(Extracted entries begins)

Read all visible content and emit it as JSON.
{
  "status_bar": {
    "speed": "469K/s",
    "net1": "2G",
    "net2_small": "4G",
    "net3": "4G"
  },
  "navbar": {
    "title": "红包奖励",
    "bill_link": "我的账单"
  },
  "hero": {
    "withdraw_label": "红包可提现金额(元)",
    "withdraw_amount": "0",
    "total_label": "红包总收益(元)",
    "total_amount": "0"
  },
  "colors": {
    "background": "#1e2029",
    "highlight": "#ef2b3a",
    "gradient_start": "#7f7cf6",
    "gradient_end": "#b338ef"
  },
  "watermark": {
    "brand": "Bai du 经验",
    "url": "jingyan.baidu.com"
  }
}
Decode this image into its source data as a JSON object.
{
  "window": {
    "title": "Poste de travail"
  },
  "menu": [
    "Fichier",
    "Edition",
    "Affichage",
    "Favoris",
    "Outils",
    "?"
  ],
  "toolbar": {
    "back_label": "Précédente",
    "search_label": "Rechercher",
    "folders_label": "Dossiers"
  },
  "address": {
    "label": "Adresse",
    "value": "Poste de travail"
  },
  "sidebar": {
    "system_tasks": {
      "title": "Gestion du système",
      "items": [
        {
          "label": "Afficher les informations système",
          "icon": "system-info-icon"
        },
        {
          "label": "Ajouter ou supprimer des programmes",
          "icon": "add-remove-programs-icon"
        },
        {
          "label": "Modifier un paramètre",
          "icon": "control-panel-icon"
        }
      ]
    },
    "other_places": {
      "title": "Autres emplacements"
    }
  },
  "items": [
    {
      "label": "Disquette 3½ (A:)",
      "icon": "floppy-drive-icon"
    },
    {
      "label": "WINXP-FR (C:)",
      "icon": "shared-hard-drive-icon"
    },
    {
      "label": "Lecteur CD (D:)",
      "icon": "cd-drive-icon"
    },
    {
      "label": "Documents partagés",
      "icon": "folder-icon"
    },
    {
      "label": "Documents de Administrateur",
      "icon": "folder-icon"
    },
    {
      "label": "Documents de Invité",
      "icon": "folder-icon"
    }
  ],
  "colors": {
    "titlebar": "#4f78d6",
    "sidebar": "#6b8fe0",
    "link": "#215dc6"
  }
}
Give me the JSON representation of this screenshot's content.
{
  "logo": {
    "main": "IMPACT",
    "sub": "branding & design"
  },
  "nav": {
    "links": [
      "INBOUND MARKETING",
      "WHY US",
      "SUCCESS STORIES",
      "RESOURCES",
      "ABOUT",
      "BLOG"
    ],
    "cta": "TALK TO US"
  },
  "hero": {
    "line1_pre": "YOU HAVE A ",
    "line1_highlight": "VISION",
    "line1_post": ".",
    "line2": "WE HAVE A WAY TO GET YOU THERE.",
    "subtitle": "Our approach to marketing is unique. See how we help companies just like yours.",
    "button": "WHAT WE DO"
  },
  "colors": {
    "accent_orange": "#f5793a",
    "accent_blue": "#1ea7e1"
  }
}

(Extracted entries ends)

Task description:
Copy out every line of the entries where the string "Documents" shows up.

Solution for this exercise:
      "label": "Documents partagés",
      "label": "Documents de Administrateur",
      "label": "Documents de Invité",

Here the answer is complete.